‘S goirt an sgeul a bhith ‘ga innse
Na chaidh dhith oirnn de na daoine
Na thuit dhiuhh latha chùil-lodair
‘S a fhuair an dochann anns a’ chaonnaig.
Thàinig an trup orr’ o’n cùlaibh,
Triùir mu’n aon duin’ air an aodainn.
‘S nam faigheadh iad cothrom cùise,
Rinn iad diùbhail mu’n do sgaoil iad.

Which I translate:

Bitter is the tale to tell
of Culloden’s fatal day
And our men who on the moorland
Got their death-wounds in the fray.
From behind them came the horsemen,
Thrice their number were before.
Had they but an equal combat,
Havoc they’d have wrought that day.

The allusion of the horsemen (coming from behind) is to the pincer movement of Cumberland’s cavalry, which almost succeeded in surrounding the last of the Jacobite units remaining in the field – the Mackintosh Regiment, the three Clan Donald Regiments and the small remnant of the valiant Chisholms from Strathglass. That pincer movement could never have developed if Lord George had not refused to take any of the measures urged upon him by O’Sullivan, the Duke of Perth and the Camerons, and repeatedly ordered by the Prince, to secure the Culwhiniac enclosures on his right.

There is not a shred of truth in the story, which first appeared some 50 years later, to the effect that Keppoch’s men, in their rage at being placed on the left, refused to follow their Chief, and that he went to his death in a one-man charge. The manner of his demise was very different and is related in four eyewitness accounts, printed in Andrew Lang’s History of Scotland, Vol. 4. See also Dr Evan Barron’s “Inverness and the MacDonalds.” Dr Barron rightly concludes that the three Clan Donald Regiments did everything humanly possible in the hopeless situation in which they had been placed. They suffered very heavy casualties, as the accounts from both armies testify.

The story of the ’45 ends, as it began, among the Clanronald. They did not accept Culloden as the finish. Until King George’s navy found their ammunition dumps, they waged a mini-war of their own against the invaders of their territory. The contemporary press was full of their exploits. And when the ammunition ran out, there was still the Prince to shelter from the hunters who brought the hangman’s noose and the cat-of-nine-tails to loosen the tongues of men for whom £30,000 had no appeal.

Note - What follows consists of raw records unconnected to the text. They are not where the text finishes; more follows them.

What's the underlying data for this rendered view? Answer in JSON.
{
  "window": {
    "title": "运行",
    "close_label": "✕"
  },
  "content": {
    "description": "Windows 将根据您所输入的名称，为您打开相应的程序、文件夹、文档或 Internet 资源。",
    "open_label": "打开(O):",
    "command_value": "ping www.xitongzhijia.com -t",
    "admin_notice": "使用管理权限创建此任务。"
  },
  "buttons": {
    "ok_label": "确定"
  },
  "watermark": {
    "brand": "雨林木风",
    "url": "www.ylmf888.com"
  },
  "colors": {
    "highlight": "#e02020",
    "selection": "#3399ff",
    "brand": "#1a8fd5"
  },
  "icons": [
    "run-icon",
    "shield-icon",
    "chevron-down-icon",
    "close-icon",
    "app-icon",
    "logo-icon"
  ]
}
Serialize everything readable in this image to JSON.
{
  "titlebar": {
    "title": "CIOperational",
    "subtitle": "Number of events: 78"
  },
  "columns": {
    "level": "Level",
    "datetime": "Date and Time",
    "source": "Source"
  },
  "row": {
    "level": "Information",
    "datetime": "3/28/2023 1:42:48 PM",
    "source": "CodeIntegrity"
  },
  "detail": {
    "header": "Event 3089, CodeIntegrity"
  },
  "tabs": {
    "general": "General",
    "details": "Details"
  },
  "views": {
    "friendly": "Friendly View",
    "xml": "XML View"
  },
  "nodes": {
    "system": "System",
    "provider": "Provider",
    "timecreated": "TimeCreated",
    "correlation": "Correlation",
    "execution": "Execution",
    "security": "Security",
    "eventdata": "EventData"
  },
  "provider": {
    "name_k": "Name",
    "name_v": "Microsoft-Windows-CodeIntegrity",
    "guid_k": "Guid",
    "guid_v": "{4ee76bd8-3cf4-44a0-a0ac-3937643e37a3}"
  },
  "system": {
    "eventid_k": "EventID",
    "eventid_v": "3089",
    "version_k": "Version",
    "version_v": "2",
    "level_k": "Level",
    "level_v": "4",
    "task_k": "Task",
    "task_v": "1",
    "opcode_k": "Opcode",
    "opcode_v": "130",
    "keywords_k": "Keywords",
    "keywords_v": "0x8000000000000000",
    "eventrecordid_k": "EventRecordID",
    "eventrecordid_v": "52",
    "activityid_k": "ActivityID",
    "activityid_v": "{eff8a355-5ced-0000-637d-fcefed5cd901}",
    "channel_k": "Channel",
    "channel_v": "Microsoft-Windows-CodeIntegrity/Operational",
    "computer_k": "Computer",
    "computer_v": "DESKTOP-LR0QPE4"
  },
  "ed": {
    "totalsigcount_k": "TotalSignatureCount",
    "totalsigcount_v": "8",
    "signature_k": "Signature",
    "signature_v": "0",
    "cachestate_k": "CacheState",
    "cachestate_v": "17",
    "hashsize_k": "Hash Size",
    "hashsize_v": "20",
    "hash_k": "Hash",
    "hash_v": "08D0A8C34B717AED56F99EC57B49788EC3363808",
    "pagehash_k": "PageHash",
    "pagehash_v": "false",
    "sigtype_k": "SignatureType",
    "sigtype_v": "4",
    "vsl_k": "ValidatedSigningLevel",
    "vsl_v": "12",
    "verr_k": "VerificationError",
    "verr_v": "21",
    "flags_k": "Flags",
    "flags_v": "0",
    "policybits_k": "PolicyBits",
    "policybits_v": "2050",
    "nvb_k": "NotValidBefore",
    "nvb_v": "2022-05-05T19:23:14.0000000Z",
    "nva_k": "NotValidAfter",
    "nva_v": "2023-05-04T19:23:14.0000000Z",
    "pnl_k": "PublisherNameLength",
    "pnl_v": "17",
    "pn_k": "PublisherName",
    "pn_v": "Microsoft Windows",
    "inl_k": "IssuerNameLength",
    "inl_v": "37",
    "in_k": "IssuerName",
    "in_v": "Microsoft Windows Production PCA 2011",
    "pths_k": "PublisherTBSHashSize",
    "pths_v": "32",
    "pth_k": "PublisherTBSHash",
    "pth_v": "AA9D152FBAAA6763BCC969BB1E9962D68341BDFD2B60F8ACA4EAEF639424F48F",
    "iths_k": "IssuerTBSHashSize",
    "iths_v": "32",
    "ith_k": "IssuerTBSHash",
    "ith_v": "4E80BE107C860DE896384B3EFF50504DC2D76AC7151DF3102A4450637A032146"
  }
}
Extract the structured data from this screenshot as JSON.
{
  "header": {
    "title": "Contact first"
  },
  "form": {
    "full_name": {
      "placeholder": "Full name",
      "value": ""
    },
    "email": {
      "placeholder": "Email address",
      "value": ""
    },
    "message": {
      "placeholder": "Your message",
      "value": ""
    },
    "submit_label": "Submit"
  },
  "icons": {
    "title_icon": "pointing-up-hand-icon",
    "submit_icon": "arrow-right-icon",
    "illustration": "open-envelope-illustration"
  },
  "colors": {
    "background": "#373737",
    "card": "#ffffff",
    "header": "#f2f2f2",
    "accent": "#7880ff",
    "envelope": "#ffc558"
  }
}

Well might Alasdair boast:

Ged spìon sibh an eridhe asainn,
‘S ar hrairnchean sìos a shracadh.
Cha toir sibh asainn Teàrlach
Gu bràth gus an téid ar tachdadh.

John Lorne Campbell’s translation:

Though you tear our hearts out,
And rend apart our bosoms,
Never shall you take Prince Charles
From us, till we’re a dying.

In July, in the hope of cornering the Prince, the military authorities set up a cordon of troops all the way from the head of Loch Hourn to the head of Loch Shiel. The sentries were posted within sight of each other. Before dark, huge fires were lit, and the soldiers patrolled continually from post to post. But one night Charles slipped through the cordon with Glenaladale and his brother John, Borrodale’s son John, and Donald Cameron of Glenpean. For five months after Culloden, while the Prince was hunted from place to place all over the West Highlands and Islands, he was seldom without at least one officer of the Clanronald Regiment. And, of course, Flora herself was of the Clanronald.

Alasdair did not live to write his Prince’s funeral elegy. That task fell to the young schoolmaster of Gairloch, William Ross. Alas, there is space here for only two verses of this poem which, to my mind, is the finest ever written on the ’45. The translation is John Lorne Campbell’s.

Tha gach beinn, gach cnoc, ‘s gach sliabh
Air am faca sinn thù triall,
Nis air call an dreach ‘s am fiamh
O nach tig thu chaoidh nan cian.

Soraidh bhuan do’n t-Suaithneas Bhàn.
Gu Là Luain cha ghluais o’n bhàs,
Ghlac an uaigh an Suaithneas Bàn,
Is leacan fuaraidh tuam’ a thàmh.

Each hill-slope and mountainside,
On which we ever saw thee move,
Now has lost its form and hue
Since thou ne’er shalt come again.

Farewell to the white Cockade.
Till Doomsday he in death is laid,
The grave has ta’en the White Cockade,
The cold tombstone is now his shade.